START Supplied records
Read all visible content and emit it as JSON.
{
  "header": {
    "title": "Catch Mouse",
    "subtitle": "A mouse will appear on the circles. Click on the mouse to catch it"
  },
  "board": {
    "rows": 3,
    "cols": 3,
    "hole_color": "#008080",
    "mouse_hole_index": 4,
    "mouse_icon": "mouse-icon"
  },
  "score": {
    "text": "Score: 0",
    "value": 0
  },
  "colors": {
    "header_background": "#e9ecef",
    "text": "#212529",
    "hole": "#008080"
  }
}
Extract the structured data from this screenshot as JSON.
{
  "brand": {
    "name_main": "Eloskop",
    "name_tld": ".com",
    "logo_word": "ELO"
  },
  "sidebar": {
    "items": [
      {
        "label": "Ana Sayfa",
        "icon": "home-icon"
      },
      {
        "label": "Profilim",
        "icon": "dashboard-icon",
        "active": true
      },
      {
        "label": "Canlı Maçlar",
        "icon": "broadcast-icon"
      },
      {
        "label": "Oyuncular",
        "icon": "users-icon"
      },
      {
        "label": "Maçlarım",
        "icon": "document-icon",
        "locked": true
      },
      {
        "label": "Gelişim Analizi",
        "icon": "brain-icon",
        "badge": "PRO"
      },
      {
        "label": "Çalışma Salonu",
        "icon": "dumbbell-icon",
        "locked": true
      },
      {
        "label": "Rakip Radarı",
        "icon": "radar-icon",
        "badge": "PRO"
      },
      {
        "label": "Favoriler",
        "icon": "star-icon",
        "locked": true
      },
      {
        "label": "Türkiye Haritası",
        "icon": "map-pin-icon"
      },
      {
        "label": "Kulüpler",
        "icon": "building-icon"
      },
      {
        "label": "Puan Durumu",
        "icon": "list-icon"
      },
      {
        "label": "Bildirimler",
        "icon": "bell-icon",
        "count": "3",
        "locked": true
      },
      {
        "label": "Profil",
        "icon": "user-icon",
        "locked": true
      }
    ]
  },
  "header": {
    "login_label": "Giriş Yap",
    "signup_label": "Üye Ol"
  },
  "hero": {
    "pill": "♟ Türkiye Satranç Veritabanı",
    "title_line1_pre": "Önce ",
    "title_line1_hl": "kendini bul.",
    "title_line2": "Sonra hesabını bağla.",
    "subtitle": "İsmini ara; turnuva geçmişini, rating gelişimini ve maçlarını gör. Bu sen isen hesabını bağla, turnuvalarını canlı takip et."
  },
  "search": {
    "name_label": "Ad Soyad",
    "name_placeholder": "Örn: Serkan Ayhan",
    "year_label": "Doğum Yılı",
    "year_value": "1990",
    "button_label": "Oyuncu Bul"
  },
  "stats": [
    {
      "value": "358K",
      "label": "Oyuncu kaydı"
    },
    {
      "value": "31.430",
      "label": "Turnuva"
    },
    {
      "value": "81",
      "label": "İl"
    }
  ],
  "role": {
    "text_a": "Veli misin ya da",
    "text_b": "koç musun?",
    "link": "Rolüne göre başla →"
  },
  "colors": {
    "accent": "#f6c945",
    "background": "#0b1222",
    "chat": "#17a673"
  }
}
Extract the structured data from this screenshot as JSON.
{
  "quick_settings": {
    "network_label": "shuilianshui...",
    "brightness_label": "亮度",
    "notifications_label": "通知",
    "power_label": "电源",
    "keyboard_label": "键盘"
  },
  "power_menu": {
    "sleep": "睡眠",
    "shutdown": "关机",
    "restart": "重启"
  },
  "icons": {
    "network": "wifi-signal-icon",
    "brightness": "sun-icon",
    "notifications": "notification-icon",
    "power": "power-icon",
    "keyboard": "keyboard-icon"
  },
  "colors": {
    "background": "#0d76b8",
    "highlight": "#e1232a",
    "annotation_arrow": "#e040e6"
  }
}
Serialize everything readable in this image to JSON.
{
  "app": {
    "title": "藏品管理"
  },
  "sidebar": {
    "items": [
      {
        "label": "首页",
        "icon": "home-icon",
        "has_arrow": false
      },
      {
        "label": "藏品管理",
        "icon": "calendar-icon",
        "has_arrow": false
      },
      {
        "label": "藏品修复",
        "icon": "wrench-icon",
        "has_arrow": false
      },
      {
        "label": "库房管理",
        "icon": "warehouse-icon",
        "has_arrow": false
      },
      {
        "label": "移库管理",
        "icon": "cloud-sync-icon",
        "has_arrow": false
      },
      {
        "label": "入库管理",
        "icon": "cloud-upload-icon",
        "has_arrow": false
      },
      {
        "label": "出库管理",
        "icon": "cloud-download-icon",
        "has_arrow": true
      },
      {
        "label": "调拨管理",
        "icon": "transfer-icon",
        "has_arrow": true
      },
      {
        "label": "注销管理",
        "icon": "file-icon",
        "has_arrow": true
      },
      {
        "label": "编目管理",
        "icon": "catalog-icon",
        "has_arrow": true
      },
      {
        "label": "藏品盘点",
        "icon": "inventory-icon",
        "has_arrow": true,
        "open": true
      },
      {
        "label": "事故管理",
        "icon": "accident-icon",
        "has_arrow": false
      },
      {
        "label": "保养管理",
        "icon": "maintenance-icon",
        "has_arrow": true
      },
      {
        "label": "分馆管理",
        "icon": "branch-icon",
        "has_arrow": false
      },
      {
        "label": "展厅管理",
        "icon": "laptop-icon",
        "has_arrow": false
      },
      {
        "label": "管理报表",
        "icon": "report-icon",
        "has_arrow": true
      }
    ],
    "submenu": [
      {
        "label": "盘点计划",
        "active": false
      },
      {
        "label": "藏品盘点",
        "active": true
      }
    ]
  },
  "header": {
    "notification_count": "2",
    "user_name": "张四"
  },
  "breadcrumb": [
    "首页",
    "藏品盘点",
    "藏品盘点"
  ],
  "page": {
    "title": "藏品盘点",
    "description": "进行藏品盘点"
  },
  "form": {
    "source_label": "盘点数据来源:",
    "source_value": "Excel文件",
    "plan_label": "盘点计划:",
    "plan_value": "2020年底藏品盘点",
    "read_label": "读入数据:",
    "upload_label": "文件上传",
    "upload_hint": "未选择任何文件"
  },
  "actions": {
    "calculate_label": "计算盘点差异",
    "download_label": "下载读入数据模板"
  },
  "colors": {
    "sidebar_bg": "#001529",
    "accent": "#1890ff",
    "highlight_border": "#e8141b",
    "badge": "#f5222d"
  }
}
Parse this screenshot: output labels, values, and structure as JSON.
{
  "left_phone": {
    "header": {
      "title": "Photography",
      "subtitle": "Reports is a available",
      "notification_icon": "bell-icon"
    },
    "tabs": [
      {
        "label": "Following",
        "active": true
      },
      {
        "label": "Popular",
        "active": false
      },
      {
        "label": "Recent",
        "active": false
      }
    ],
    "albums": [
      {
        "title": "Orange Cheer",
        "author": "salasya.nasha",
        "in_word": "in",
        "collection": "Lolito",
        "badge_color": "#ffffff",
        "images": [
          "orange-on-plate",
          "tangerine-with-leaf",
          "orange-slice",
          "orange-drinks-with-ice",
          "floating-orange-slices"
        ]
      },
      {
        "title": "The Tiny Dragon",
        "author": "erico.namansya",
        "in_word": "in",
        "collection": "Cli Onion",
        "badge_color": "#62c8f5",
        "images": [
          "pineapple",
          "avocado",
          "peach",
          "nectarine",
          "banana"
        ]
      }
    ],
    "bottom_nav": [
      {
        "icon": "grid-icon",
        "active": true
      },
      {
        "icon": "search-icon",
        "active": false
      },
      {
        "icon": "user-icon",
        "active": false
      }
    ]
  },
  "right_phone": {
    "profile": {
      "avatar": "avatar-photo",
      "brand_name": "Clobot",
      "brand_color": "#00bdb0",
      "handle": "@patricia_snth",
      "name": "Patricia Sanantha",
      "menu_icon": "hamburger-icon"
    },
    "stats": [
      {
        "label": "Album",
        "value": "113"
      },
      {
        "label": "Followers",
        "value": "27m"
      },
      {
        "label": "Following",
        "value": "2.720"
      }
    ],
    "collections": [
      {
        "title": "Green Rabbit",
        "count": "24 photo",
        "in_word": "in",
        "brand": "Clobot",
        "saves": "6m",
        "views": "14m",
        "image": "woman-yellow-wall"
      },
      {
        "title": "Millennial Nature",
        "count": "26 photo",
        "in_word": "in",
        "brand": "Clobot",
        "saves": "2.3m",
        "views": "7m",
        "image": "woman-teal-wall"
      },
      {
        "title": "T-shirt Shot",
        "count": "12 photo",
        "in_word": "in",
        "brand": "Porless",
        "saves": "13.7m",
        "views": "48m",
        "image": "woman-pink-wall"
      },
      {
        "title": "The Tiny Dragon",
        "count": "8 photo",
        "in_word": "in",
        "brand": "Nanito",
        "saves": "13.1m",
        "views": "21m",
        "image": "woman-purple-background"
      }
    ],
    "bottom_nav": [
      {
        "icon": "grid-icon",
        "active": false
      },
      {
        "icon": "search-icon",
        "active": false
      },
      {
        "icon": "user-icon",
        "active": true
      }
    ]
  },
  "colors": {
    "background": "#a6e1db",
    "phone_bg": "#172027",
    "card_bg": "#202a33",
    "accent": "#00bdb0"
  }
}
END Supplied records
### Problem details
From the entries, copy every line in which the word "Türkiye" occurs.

### Response
        "label": "Türkiye Haritası",
    "pill": "♟ Türkiye Satranç Veritabanı",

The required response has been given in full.